Also known as a business angel, seed investor, or simply a private investor, an angel investor is someone who provides the capital needed to get an early stage start business up and running. In return for their investment, angel investors usually receive equity or convertible debt in the company. Angel investors can offer more than merely financial support, providing founders with advice on establishing and growing their business. Typically well-connected, angel investors also provide fledgling businesses with access to an extensive network of valuable industry contacts.
Angel investing incurs a high degree of risk, supporting early stage businesses that lack business pedigree. Angel investing therefore requires a higher rate of return compared with other investment opportunities..
Mark Lyttleton cites patience as a key attribute for any angel investor, explaining that deals almost always take longer than originally anticipated to come to fruition. In addition, he recommends diversification, explaining that while focussing on a single industry and core competency can be a valid strategy for many, he prefers to diversify, since it offers scope to learn about and potentially benefit from new industries and themes, as well as providing a degree of protection if a particular industry blows cold for a couple of years and values start to fall. Mark Lyttleton enjoys getting involved with the businesses he supports, helping them to overcome strategic challenges, make connections, and attract new capital, but recognises that not every investor likes to do this as it can be quite time consuming.
From a business owner’s perspective, working with a business angel offers a variety of advantages, including:
A speedy decision process compared with traditional bank loan application processes.
No need for collateral.
Better business discipline due to enhanced outside scrutiny.
Potentially no interest or repayments.
Access to business angel mentoring and management skills.
Access to the investor’s valuable network of contacts, including potential employees, and customers, as well as professionals such as accountants, lawyers, and investment bankers.
Credibility from being associated with a particular investor.
Working with a business angel typically involves giving up a stake in the business. It is therefore not a decision that should be entered into lightly. However, most business angels are businessmen and women themselves, having created their own business empires and amassed considerable personal wealth. Working with business angels helps founders to access not just their financial support, but their know-how, experience, and contacts; potentially helping them to establish and scale their business better and faster.
From an angel investor’s point of view, working with early stage businesses also has its rewards, providing an opportunity to:
Meet and support interesting people with innovative new ideas, creating scope for not only new business connections, but true, long-lasting friendships.
Support causes they care about, be it helping alumni of their old school or university, or supporting underrepresented demographics, such as black and ethnic minority-owned businesses.
Pass on their business expertise and experience to the next generation of entrepreneurs.
Diversify their investment portfolio by investing in appealing start-ups.
Learn new skills and apply current skills in a new way.

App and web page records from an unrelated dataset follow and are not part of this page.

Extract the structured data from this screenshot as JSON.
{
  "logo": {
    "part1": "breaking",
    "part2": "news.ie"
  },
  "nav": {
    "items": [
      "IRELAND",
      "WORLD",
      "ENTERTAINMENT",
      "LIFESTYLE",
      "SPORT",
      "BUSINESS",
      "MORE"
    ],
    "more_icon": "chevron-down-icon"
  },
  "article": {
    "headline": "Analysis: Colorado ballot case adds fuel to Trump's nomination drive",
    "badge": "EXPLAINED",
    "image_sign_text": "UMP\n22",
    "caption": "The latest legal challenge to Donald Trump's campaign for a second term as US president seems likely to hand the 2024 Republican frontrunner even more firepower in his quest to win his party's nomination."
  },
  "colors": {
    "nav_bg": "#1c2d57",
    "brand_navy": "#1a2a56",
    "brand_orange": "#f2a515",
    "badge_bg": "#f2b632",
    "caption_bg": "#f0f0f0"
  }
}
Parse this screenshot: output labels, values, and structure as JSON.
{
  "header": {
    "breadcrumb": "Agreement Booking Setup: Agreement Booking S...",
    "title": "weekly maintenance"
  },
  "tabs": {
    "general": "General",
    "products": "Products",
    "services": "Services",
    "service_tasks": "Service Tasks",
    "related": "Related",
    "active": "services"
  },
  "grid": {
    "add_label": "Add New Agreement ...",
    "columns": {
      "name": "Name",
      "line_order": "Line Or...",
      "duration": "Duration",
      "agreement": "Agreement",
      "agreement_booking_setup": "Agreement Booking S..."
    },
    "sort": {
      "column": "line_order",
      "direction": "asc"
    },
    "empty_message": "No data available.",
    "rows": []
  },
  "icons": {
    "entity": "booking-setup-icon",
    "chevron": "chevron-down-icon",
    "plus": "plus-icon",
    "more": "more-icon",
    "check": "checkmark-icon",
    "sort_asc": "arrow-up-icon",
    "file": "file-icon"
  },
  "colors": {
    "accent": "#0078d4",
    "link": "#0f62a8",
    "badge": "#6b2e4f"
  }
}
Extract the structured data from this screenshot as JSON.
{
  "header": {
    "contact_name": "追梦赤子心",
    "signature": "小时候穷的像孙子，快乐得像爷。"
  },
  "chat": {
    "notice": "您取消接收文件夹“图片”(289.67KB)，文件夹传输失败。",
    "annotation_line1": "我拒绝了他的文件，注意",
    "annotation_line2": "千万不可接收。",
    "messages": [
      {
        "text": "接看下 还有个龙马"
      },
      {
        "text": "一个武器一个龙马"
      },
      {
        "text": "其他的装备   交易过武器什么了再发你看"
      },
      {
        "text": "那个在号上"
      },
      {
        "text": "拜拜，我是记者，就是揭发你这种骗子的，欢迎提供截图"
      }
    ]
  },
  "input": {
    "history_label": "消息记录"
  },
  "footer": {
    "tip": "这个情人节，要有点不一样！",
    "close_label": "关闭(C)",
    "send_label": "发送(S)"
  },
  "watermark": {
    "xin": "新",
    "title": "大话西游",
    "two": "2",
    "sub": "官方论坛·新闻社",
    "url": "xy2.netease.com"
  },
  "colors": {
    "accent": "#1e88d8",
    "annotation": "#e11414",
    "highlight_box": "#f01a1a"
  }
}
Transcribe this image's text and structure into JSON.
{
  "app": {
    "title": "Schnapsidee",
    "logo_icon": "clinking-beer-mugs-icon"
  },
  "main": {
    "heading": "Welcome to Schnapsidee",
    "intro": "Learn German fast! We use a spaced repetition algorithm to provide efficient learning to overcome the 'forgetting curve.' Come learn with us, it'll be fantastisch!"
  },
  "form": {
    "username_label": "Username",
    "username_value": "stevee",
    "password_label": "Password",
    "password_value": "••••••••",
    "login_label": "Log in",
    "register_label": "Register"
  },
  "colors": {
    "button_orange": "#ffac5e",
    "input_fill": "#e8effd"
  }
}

Shrewd private investors understand the risks and rewards involved in angel investing. Although getting involved with early stage, unproven ventures can be fun and rewarding, it can also be financially risky. Savvy angel investors carefully hone their own personal investment strategies, investing in several enterprises rather than ploughing all of their funding into one company to mitigate the risk of losing money.